EXERCISE PROMPT
Search the records below for the string "swatch", and report each line that contains it.

(Dataset rows for apps and sites)
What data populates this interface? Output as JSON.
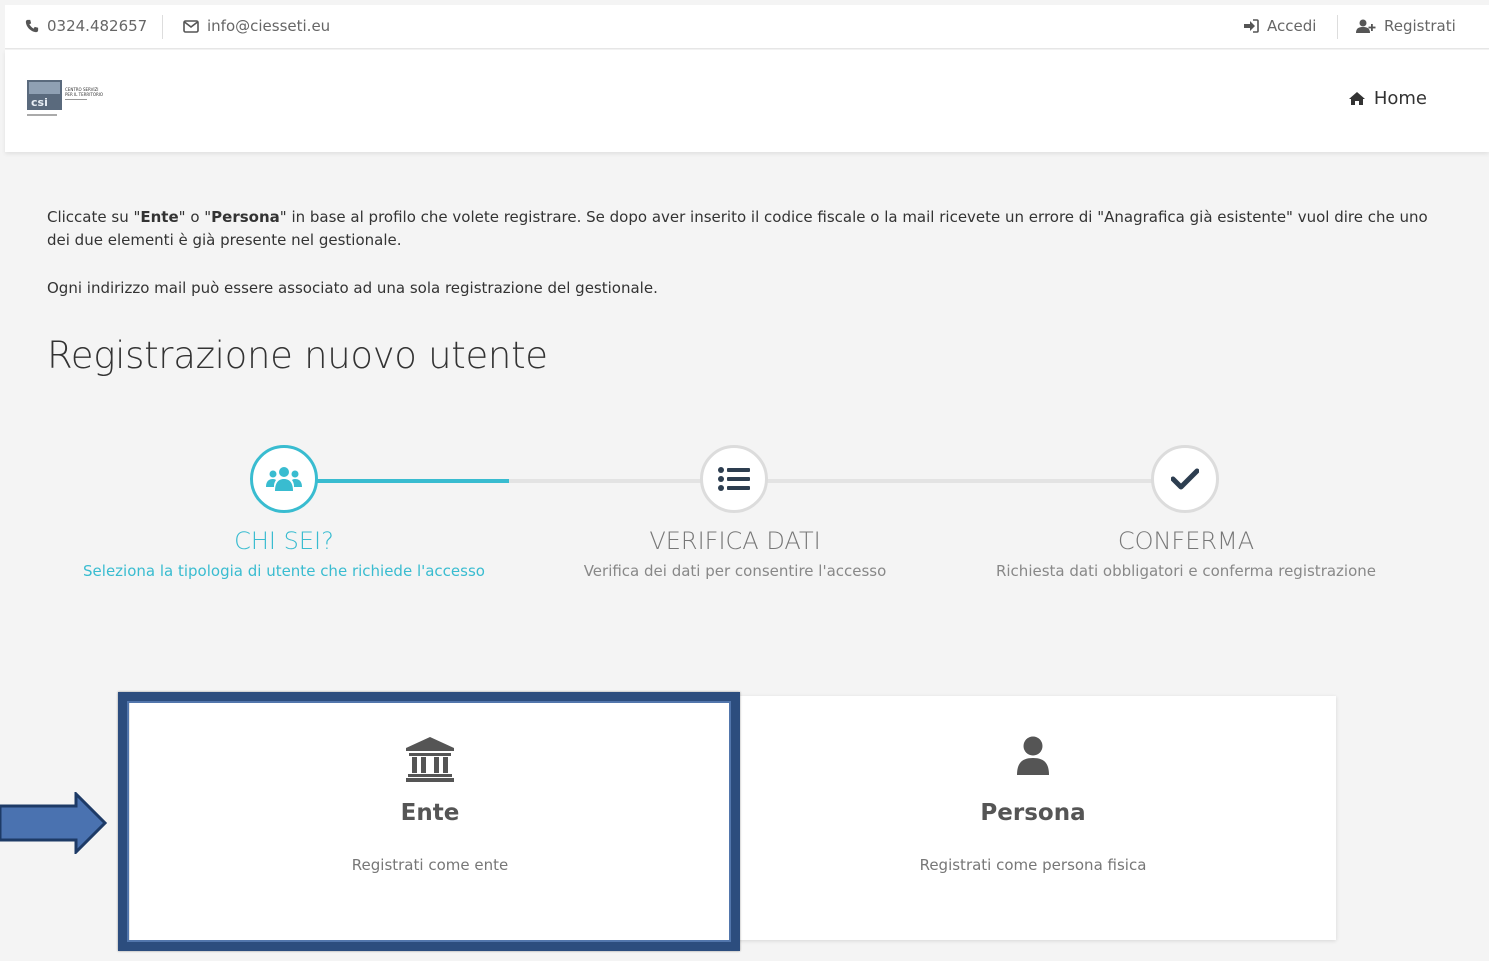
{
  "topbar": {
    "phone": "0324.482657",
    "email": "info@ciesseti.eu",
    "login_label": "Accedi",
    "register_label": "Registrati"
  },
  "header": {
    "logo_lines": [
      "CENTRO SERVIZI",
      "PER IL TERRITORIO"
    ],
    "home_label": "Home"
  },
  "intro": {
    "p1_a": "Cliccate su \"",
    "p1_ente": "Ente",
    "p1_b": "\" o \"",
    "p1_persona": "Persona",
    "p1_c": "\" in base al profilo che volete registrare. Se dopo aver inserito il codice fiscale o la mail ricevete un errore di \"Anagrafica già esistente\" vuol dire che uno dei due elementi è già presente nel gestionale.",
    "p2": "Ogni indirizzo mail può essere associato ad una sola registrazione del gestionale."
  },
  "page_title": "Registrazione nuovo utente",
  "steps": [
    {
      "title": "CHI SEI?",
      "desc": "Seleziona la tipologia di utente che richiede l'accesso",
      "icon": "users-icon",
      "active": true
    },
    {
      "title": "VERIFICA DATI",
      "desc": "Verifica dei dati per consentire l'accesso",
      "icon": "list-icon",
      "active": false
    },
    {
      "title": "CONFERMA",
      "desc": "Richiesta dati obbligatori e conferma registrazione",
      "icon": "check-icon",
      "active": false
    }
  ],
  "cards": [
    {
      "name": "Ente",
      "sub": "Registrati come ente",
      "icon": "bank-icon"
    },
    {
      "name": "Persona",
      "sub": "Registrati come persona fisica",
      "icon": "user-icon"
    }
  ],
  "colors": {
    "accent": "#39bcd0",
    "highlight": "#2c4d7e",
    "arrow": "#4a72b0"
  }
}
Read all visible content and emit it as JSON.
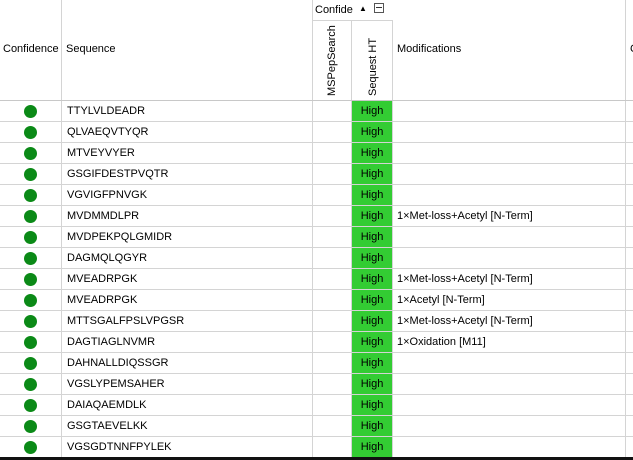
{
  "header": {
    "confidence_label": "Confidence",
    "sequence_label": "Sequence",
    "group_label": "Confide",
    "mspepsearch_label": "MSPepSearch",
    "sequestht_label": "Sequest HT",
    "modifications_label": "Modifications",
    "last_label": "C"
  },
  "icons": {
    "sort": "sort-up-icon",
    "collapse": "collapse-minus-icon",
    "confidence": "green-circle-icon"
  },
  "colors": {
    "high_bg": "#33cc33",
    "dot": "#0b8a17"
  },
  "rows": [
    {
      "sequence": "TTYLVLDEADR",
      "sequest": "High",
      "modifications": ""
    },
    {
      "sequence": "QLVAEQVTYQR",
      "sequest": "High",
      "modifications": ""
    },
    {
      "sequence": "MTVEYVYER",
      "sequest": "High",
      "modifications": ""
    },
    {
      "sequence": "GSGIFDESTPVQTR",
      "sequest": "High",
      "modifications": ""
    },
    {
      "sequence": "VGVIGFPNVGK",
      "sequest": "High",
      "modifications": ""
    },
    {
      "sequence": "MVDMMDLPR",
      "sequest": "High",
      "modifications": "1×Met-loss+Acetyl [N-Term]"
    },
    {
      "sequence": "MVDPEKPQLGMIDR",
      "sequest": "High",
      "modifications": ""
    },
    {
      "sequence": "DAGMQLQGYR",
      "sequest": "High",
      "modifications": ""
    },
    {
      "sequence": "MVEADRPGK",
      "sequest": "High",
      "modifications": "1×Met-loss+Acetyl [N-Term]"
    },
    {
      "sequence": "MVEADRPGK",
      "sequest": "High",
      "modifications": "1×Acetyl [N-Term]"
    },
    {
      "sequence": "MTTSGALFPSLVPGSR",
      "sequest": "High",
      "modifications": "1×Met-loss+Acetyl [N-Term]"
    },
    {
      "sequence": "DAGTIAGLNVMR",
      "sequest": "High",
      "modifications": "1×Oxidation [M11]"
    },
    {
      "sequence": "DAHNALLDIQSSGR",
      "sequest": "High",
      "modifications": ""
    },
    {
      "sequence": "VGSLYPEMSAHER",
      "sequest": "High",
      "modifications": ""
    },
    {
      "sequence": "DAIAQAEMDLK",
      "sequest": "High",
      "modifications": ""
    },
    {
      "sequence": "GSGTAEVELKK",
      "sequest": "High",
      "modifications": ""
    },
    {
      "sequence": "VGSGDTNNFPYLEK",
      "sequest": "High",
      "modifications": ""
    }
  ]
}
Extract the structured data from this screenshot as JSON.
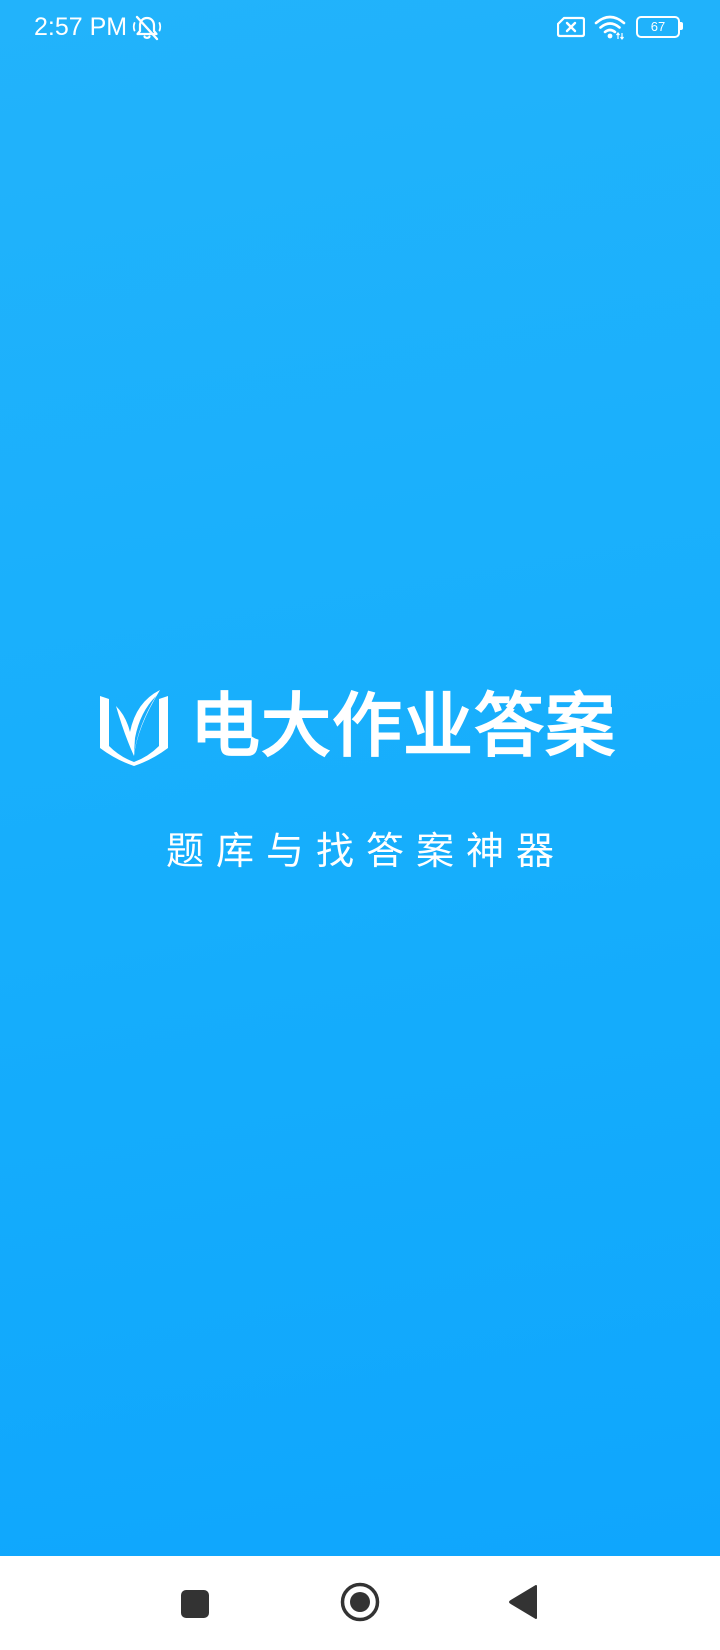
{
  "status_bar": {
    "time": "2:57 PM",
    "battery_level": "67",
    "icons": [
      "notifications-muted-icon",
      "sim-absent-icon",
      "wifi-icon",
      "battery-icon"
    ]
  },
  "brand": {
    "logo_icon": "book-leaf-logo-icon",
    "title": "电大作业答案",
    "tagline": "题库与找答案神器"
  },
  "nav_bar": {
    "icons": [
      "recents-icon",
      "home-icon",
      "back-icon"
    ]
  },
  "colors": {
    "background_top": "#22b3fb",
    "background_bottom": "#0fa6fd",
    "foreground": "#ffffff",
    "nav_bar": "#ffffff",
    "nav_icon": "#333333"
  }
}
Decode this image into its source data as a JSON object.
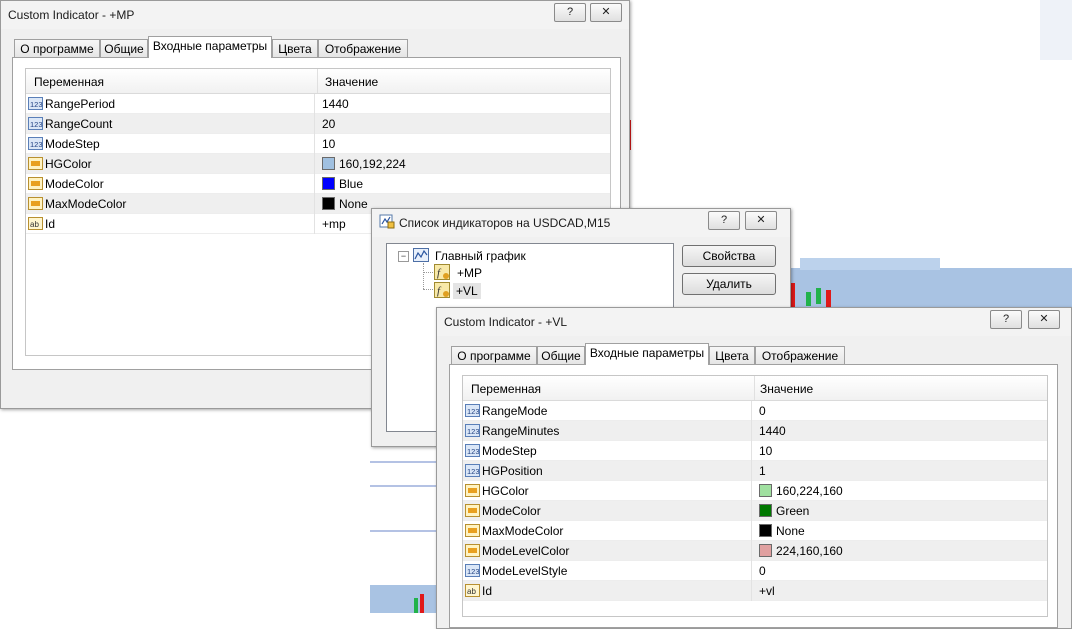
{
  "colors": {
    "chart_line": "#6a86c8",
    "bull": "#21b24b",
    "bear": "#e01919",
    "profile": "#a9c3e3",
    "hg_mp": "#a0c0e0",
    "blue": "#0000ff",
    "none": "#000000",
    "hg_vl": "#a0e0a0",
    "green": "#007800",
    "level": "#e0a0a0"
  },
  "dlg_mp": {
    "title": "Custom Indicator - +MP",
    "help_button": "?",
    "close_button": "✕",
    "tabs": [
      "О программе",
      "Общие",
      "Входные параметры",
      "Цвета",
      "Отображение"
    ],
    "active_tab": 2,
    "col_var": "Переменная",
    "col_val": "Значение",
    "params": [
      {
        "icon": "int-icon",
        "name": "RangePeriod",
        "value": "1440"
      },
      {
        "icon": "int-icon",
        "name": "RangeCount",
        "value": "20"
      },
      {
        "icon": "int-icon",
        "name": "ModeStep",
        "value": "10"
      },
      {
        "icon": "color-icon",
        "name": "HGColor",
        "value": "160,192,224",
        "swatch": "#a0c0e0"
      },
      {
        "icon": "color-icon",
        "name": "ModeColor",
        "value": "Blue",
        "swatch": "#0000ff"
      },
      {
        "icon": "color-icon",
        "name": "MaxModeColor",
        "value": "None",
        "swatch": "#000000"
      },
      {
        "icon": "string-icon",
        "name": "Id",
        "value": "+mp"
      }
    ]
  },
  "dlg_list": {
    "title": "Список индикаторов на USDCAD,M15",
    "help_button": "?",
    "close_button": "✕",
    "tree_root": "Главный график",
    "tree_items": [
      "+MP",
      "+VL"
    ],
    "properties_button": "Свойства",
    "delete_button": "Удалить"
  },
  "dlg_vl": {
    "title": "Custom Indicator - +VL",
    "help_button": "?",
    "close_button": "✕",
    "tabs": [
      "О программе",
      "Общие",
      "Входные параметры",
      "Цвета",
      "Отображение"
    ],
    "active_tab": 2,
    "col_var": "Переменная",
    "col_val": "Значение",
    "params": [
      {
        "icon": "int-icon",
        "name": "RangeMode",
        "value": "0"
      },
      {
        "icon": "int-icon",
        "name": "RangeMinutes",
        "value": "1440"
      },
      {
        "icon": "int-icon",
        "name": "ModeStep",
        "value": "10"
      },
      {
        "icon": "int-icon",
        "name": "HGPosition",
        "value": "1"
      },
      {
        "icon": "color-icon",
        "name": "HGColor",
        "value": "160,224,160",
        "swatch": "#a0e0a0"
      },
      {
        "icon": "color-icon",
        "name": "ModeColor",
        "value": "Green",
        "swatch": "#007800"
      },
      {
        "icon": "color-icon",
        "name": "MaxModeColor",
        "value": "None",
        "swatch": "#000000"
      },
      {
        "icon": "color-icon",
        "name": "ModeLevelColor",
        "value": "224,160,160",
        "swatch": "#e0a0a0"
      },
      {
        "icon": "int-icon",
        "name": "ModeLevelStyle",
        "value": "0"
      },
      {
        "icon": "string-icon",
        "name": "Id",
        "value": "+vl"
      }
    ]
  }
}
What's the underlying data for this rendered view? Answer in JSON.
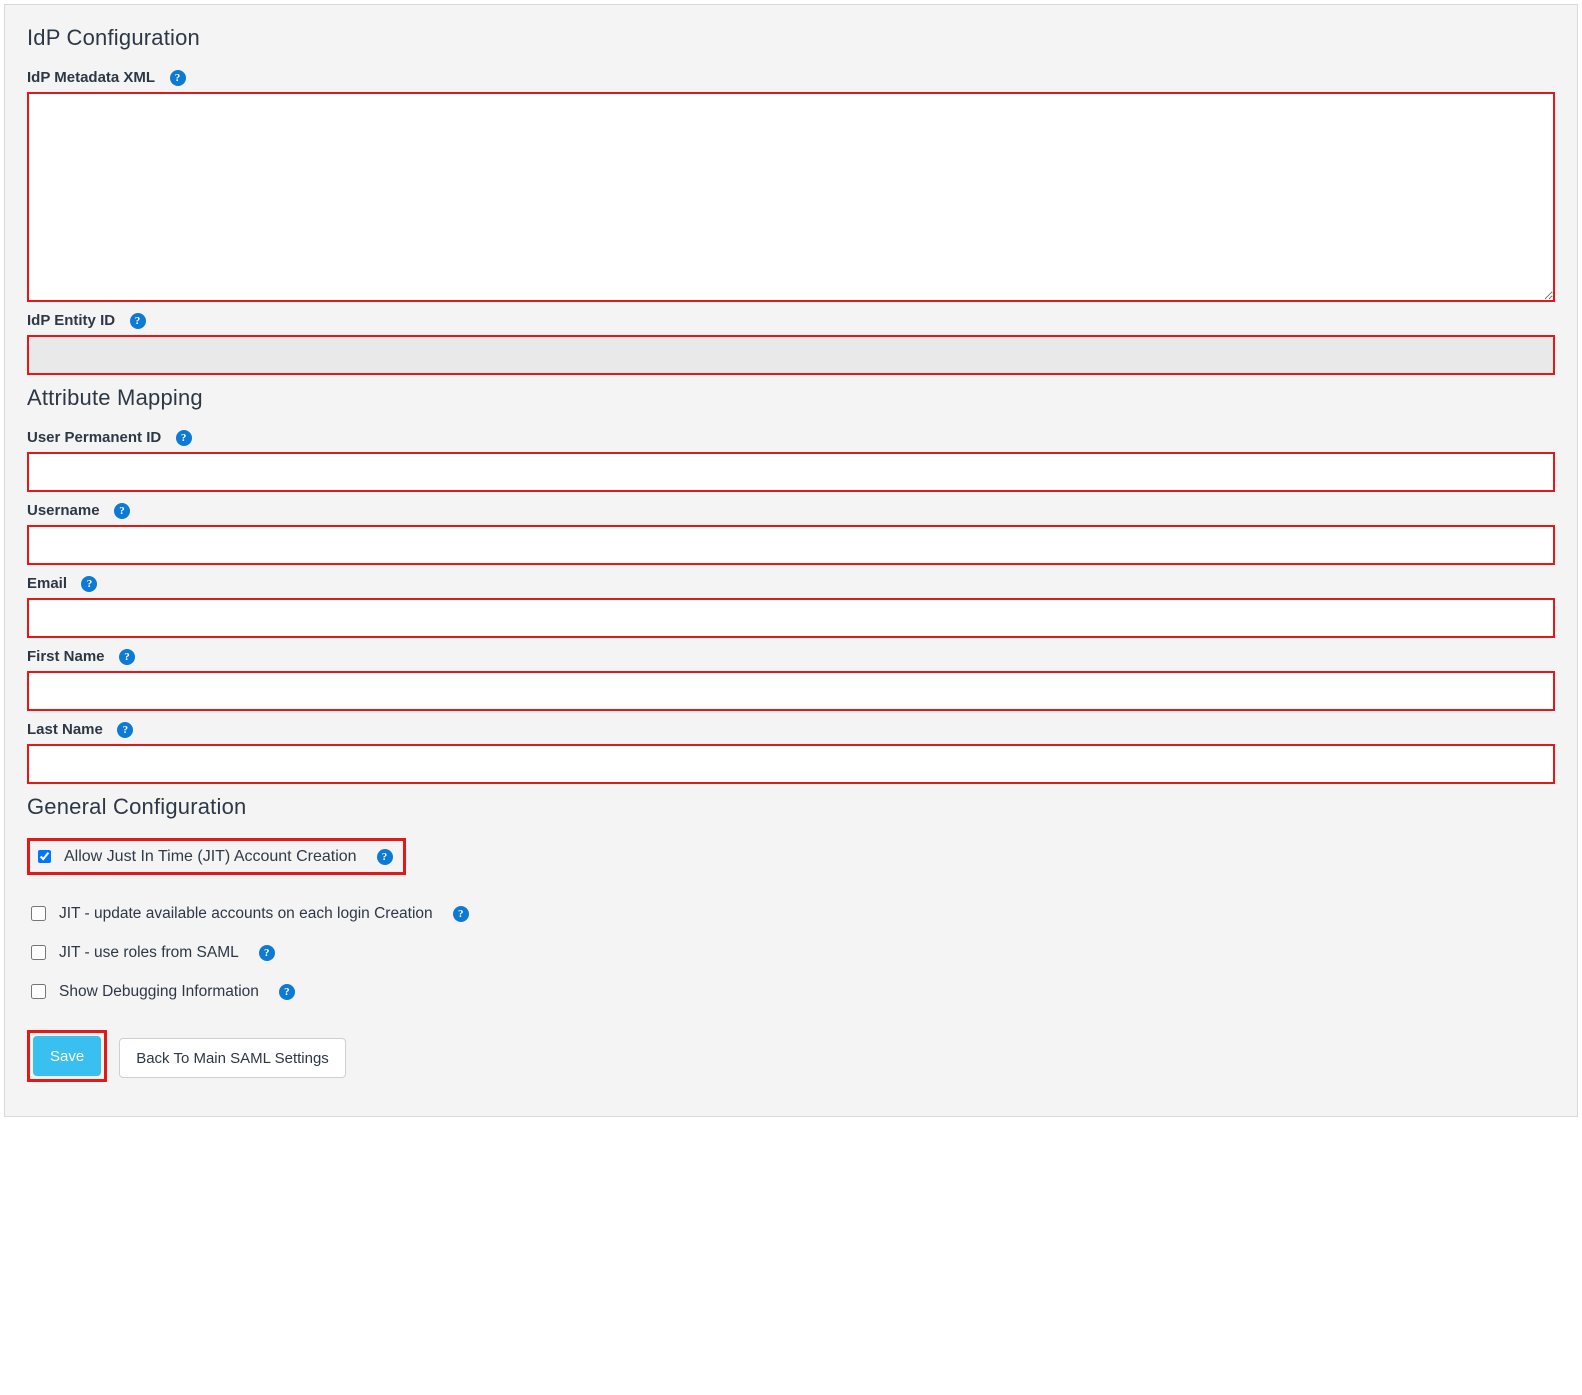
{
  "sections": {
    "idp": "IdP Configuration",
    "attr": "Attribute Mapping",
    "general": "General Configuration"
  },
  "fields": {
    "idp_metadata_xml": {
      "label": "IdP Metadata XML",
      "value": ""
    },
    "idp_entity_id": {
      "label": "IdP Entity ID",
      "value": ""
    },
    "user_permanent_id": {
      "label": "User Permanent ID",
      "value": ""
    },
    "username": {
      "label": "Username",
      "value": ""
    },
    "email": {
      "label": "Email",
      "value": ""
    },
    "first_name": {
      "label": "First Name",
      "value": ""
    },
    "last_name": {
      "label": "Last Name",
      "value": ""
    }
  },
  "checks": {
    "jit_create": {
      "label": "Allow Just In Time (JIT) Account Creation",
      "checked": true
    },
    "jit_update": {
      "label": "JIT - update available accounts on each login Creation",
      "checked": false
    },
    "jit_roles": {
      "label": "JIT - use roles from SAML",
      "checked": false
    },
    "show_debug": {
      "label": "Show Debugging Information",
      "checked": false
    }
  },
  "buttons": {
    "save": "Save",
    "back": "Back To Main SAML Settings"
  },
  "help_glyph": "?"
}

WRITTEN RESPONSE
        "swatch": "#a0c0e0"
        "swatch": "#0000ff"
        "swatch": "#000000"
        "swatch": "#a0e0a0"
        "swatch": "#007800"
        "swatch": "#000000"
        "swatch": "#e0a0a0"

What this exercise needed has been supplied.